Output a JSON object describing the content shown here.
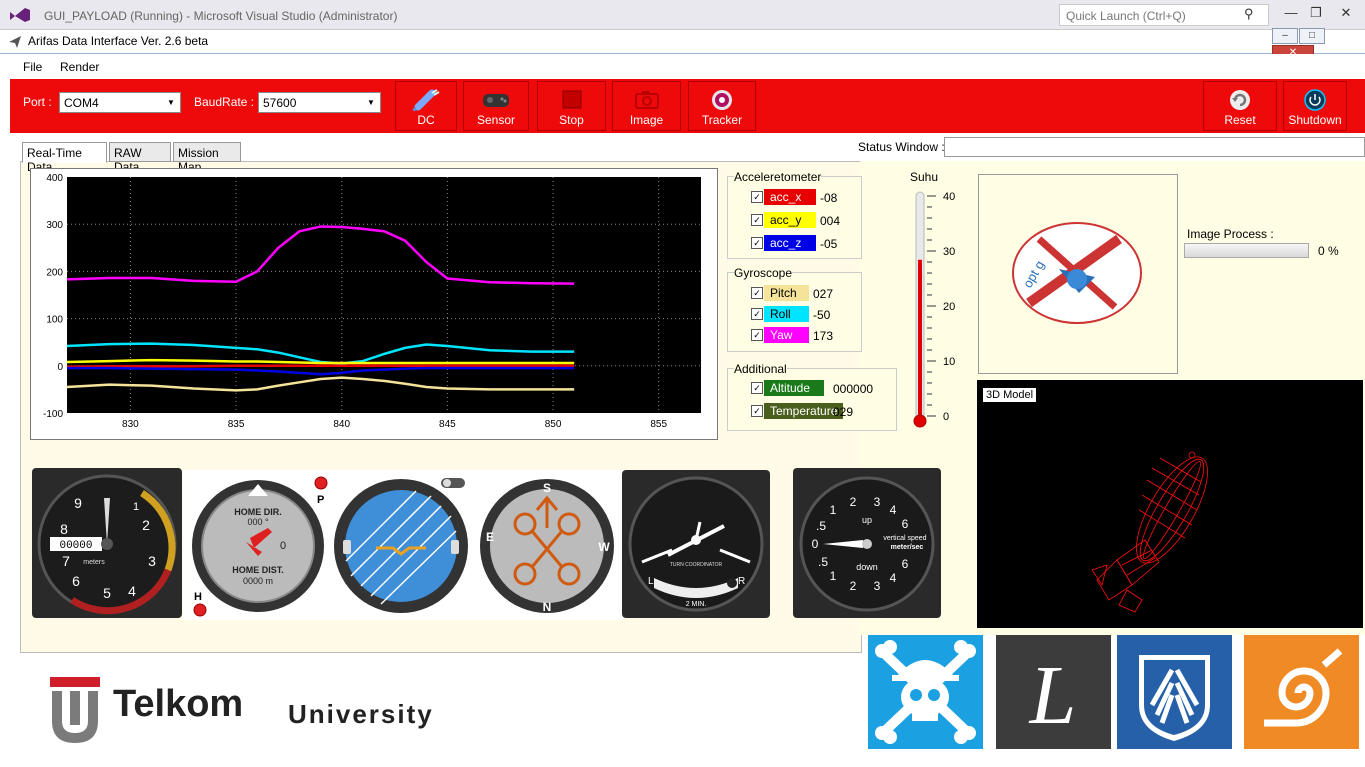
{
  "vs": {
    "title": "GUI_PAYLOAD (Running) - Microsoft Visual Studio (Administrator)",
    "quick_launch": "Quick Launch (Ctrl+Q)"
  },
  "app": {
    "title": "Arifas Data Interface Ver. 2.6 beta"
  },
  "menu": {
    "file": "File",
    "render": "Render"
  },
  "toolbar": {
    "port_label": "Port :",
    "port_value": "COM4",
    "baud_label": "BaudRate :",
    "baud_value": "57600",
    "dc": "DC",
    "sensor": "Sensor",
    "stop": "Stop",
    "image": "Image",
    "tracker": "Tracker",
    "reset": "Reset",
    "shutdown": "Shutdown"
  },
  "tabs": {
    "realtime": "Real-Time Data",
    "raw": "RAW Data",
    "map": "Mission Map"
  },
  "status": {
    "label": "Status Window :"
  },
  "accelerometer": {
    "title": "Acceleretometer",
    "items": [
      {
        "name": "acc_x",
        "value": "-08",
        "color": "#e60000"
      },
      {
        "name": "acc_y",
        "value": "004",
        "color": "#ffff00"
      },
      {
        "name": "acc_z",
        "value": "-05",
        "color": "#0000e6"
      }
    ]
  },
  "gyroscope": {
    "title": "Gyroscope",
    "items": [
      {
        "name": "Pitch",
        "value": "027",
        "color": "#f5e39a"
      },
      {
        "name": "Roll",
        "value": "-50",
        "color": "#00e5ff"
      },
      {
        "name": "Yaw",
        "value": "173",
        "color": "#ff00ff"
      }
    ]
  },
  "additional": {
    "title": "Additional",
    "items": [
      {
        "name": "Altitude",
        "value": "000000",
        "color": "#1a7a1a"
      },
      {
        "name": "Temperature",
        "value": "029",
        "color": "#4a5e1e"
      }
    ]
  },
  "thermometer": {
    "label": "Suhu",
    "ticks": [
      "40",
      "30",
      "20",
      "10",
      "0"
    ],
    "level": 0.71
  },
  "image_process": {
    "label": "Image Process :",
    "percent": "0 %"
  },
  "model3d": {
    "label": "3D Model"
  },
  "gauges": {
    "altimeter": {
      "unit": "meters",
      "counter": "00000"
    },
    "home": {
      "dir_label": "HOME DIR.",
      "dir_value": "000 °",
      "dist_label": "HOME DIST.",
      "dist_value": "0000 m",
      "p": "P",
      "h": "H",
      "zero": "0"
    },
    "heading": {
      "n": "N",
      "e": "E",
      "s": "S",
      "w": "W"
    },
    "turn": {
      "label": "TURN COORDINATOR",
      "l": "L",
      "r": "R",
      "min": "2 MIN."
    },
    "vsi": {
      "up": "up",
      "down": "down",
      "label": "vertical speed",
      "unit": "meter/sec"
    }
  },
  "university": {
    "name": "Telkom",
    "sub": "University"
  },
  "logo_text": "opt g",
  "chart_data": {
    "type": "line",
    "xlim": [
      827,
      857
    ],
    "ylim": [
      -100,
      400
    ],
    "xticks": [
      "830",
      "835",
      "840",
      "845",
      "850",
      "855"
    ],
    "yticks": [
      "400",
      "300",
      "200",
      "100",
      "0",
      "-100"
    ],
    "grid": true,
    "x": [
      827,
      829,
      831,
      833,
      835,
      836,
      837,
      838,
      839,
      840,
      841,
      842,
      843,
      844,
      845,
      847,
      849,
      851
    ],
    "series": [
      {
        "color": "#ff00ff",
        "values": [
          183,
          186,
          186,
          180,
          178,
          200,
          250,
          285,
          295,
          294,
          290,
          285,
          265,
          220,
          185,
          177,
          175,
          174
        ]
      },
      {
        "color": "#00e5ff",
        "values": [
          42,
          46,
          47,
          44,
          38,
          35,
          28,
          18,
          8,
          5,
          10,
          25,
          38,
          45,
          42,
          33,
          30,
          30
        ]
      },
      {
        "color": "#ffff00",
        "values": [
          8,
          10,
          12,
          11,
          9,
          9,
          8,
          7,
          6,
          6,
          6,
          6,
          6,
          6,
          6,
          6,
          6,
          6
        ]
      },
      {
        "color": "#e60000",
        "values": [
          -2,
          -1,
          -1,
          -1,
          0,
          0,
          0,
          0,
          0,
          0,
          0,
          0,
          0,
          0,
          0,
          0,
          0,
          0
        ]
      },
      {
        "color": "#0000e6",
        "values": [
          -5,
          -5,
          -6,
          -7,
          -8,
          -10,
          -12,
          -15,
          -18,
          -15,
          -10,
          -8,
          -6,
          -5,
          -5,
          -5,
          -5,
          -5
        ]
      },
      {
        "color": "#f5e39a",
        "values": [
          -45,
          -40,
          -42,
          -48,
          -52,
          -50,
          -42,
          -35,
          -28,
          -25,
          -28,
          -32,
          -38,
          -45,
          -48,
          -50,
          -50,
          -50
        ]
      }
    ]
  }
}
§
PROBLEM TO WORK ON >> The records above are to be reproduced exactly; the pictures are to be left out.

OUTPUT BELOW >>
Output a JSON object describing the content shown here.
{
  "vs": {
    "title": "GUI_PAYLOAD (Running) - Microsoft Visual Studio (Administrator)",
    "quick_launch": "Quick Launch (Ctrl+Q)"
  },
  "app": {
    "title": "Arifas Data Interface Ver. 2.6 beta"
  },
  "menu": {
    "file": "File",
    "render": "Render"
  },
  "toolbar": {
    "port_label": "Port :",
    "port_value": "COM4",
    "baud_label": "BaudRate :",
    "baud_value": "57600",
    "dc": "DC",
    "sensor": "Sensor",
    "stop": "Stop",
    "image": "Image",
    "tracker": "Tracker",
    "reset": "Reset",
    "shutdown": "Shutdown"
  },
  "tabs": {
    "realtime": "Real-Time Data",
    "raw": "RAW Data",
    "map": "Mission Map"
  },
  "status": {
    "label": "Status Window :"
  },
  "accelerometer": {
    "title": "Acceleretometer",
    "items": [
      {
        "name": "acc_x",
        "value": "-08",
        "color": "#e60000"
      },
      {
        "name": "acc_y",
        "value": "004",
        "color": "#ffff00"
      },
      {
        "name": "acc_z",
        "value": "-05",
        "color": "#0000e6"
      }
    ]
  },
  "gyroscope": {
    "title": "Gyroscope",
    "items": [
      {
        "name": "Pitch",
        "value": "027",
        "color": "#f5e39a"
      },
      {
        "name": "Roll",
        "value": "-50",
        "color": "#00e5ff"
      },
      {
        "name": "Yaw",
        "value": "173",
        "color": "#ff00ff"
      }
    ]
  },
  "additional": {
    "title": "Additional",
    "items": [
      {
        "name": "Altitude",
        "value": "000000",
        "color": "#1a7a1a"
      },
      {
        "name": "Temperature",
        "value": "029",
        "color": "#4a5e1e"
      }
    ]
  },
  "thermometer": {
    "label": "Suhu",
    "ticks": [
      "40",
      "30",
      "20",
      "10",
      "0"
    ],
    "level": 0.71
  },
  "image_process": {
    "label": "Image Process :",
    "percent": "0 %"
  },
  "model3d": {
    "label": "3D Model"
  },
  "gauges": {
    "altimeter": {
      "unit": "meters",
      "counter": "00000"
    },
    "home": {
      "dir_label": "HOME DIR.",
      "dir_value": "000 °",
      "dist_label": "HOME DIST.",
      "dist_value": "0000 m",
      "p": "P",
      "h": "H",
      "zero": "0"
    },
    "heading": {
      "n": "N",
      "e": "E",
      "s": "S",
      "w": "W"
    },
    "turn": {
      "label": "TURN COORDINATOR",
      "l": "L",
      "r": "R",
      "min": "2 MIN."
    },
    "vsi": {
      "up": "up",
      "down": "down",
      "label": "vertical speed",
      "unit": "meter/sec"
    }
  },
  "university": {
    "name": "Telkom",
    "sub": "University"
  },
  "logo_text": "opt g",
  "chart_data": {
    "type": "line",
    "xlim": [
      827,
      857
    ],
    "ylim": [
      -100,
      400
    ],
    "xticks": [
      "830",
      "835",
      "840",
      "845",
      "850",
      "855"
    ],
    "yticks": [
      "400",
      "300",
      "200",
      "100",
      "0",
      "-100"
    ],
    "grid": true,
    "x": [
      827,
      829,
      831,
      833,
      835,
      836,
      837,
      838,
      839,
      840,
      841,
      842,
      843,
      844,
      845,
      847,
      849,
      851
    ],
    "series": [
      {
        "color": "#ff00ff",
        "values": [
          183,
          186,
          186,
          180,
          178,
          200,
          250,
          285,
          295,
          294,
          290,
          285,
          265,
          220,
          185,
          177,
          175,
          174
        ]
      },
      {
        "color": "#00e5ff",
        "values": [
          42,
          46,
          47,
          44,
          38,
          35,
          28,
          18,
          8,
          5,
          10,
          25,
          38,
          45,
          42,
          33,
          30,
          30
        ]
      },
      {
        "color": "#ffff00",
        "values": [
          8,
          10,
          12,
          11,
          9,
          9,
          8,
          7,
          6,
          6,
          6,
          6,
          6,
          6,
          6,
          6,
          6,
          6
        ]
      },
      {
        "color": "#e60000",
        "values": [
          -2,
          -1,
          -1,
          -1,
          0,
          0,
          0,
          0,
          0,
          0,
          0,
          0,
          0,
          0,
          0,
          0,
          0,
          0
        ]
      },
      {
        "color": "#0000e6",
        "values": [
          -5,
          -5,
          -6,
          -7,
          -8,
          -10,
          -12,
          -15,
          -18,
          -15,
          -10,
          -8,
          -6,
          -5,
          -5,
          -5,
          -5,
          -5
        ]
      },
      {
        "color": "#f5e39a",
        "values": [
          -45,
          -40,
          -42,
          -48,
          -52,
          -50,
          -42,
          -35,
          -28,
          -25,
          -28,
          -32,
          -38,
          -45,
          -48,
          -50,
          -50,
          -50
        ]
      }
    ]
  }
}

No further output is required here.